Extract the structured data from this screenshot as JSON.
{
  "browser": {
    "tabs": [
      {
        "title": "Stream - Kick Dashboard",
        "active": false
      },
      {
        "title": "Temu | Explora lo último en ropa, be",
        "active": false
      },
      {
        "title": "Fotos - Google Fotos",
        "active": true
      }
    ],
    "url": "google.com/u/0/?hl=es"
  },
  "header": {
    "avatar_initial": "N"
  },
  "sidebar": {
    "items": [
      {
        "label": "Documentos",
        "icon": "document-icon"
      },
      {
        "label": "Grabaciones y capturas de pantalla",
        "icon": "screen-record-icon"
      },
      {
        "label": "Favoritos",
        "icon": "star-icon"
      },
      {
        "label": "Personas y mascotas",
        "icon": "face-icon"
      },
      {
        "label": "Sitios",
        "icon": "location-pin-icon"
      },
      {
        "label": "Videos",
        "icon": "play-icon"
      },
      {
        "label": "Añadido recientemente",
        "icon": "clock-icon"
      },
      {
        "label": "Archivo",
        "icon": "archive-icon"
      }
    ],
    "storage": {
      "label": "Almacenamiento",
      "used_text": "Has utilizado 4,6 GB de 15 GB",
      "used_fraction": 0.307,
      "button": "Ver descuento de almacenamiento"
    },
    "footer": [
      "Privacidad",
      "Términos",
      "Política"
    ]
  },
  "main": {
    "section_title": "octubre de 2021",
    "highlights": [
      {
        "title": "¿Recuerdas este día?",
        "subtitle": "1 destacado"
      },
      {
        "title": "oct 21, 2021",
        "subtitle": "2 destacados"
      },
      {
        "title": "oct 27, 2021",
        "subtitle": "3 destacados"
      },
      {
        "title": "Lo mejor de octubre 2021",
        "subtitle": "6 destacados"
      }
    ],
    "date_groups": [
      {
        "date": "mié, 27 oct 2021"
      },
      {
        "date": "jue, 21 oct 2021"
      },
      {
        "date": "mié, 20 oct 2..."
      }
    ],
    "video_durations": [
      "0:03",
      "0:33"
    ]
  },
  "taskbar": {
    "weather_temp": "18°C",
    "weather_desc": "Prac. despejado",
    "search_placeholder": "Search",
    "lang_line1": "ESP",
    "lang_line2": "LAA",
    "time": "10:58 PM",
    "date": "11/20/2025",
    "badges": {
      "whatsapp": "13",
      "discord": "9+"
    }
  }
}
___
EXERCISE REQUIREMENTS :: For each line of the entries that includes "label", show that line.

SOLUTION TO THIS TASK ::
        "label": "Documentos",
        "label": "Grabaciones y capturas de pantalla",
        "label": "Favoritos",
        "label": "Personas y mascotas",
        "label": "Sitios",
        "label": "Videos",
        "label": "Añadido recientemente",
        "label": "Archivo",
      "label": "Almacenamiento",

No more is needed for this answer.